It almost always takes just a small group of people, sometimes only an individual, to change the course of history. And in the case of English poetry, particularly the British Romantic movement, the two most important figures are probably William Wordsworth and Samuel Taylor Coleridge, who are generally regarded as the founders of the Romantic poetry in Britain. Known for being simple, free-spirited, and against the rationalism of the Enlightenment, the poetry of Wordsworth and Coleridge was an artistic revolution, mirroring the political revolution going on in France at the time.
Aside from being the founders of the Romantic movement, each having claimed celebrity in his own right, Wordsworth and Coleridge shared something even deeper and more penetrating than a seat in literary history – a long, intimate, and sometimes turbulent relationship that can, in this day and age, only be termed a “bromance”.
The ‘couple’ met when Coleridge was 24 and Wordsworth, 26. Coleridge started out as a fan-boy, basically. He became an admirer of Wordsworth after reading Descriptive Sketches in 1794, the second of Wordsworth’s publications, which scarcely caused a ripple in England’s literary scene at the time. Coleridge, like a true fan-boy, then proceeded to track down Wordsworth, finding him in his cottage. In any case, the two bonded over poetry and became very close friends, so much so that Wordsworth even bought a cottage near Coleridge’s house, so they could see each other all the time.
Their friendship led to the joint-publication of Lyrical Ballads, which was probably the defining point of the beginning of Romantic poetry. Although technically by Wordsworth, the book’s ‘opening act’ was Coleridge’s now-famous The Rime of the Ancient Mariner, published for the first time in 1798 in Wordsworth’s book. The Deserted Cottage, a separate publication containing the first two books of Wordsworth’s The Excursion, also had Coleridge’s imprint on it – it was his idea to extract these books from The Excursion. Although Wordsworth didn’t take Coleridge’s suggestion, the book was published posthumously in 1859.

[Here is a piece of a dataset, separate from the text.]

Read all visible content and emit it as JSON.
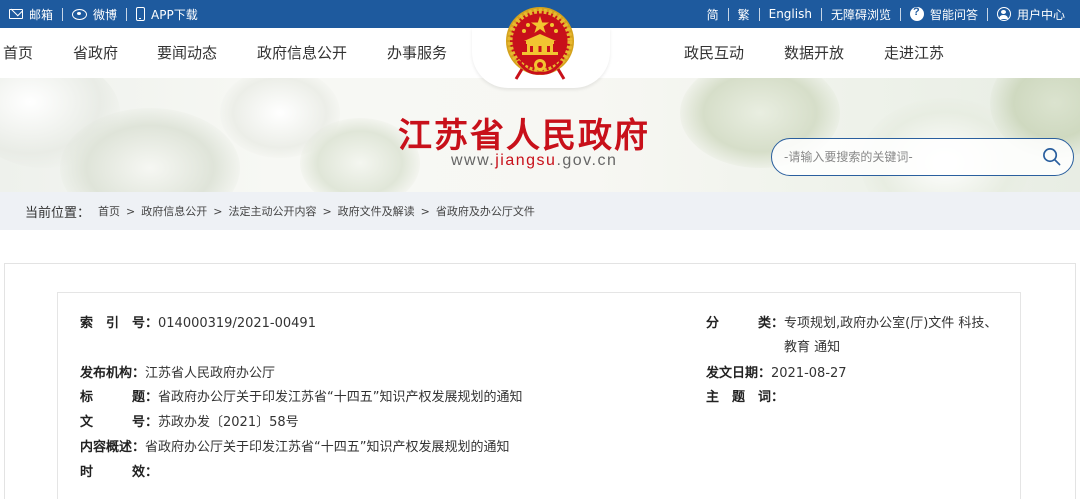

Like all good tragic bromances, the relationship didn’t end well. Besides a clash of ideology and beliefs (mostly with regard to the French Revolution), Coleridge’s opium addiction began to drain their friendship. And also, like all good bromances, there was a woman involved – Wordsworth’s sister-in-law, Sara Hutchinson.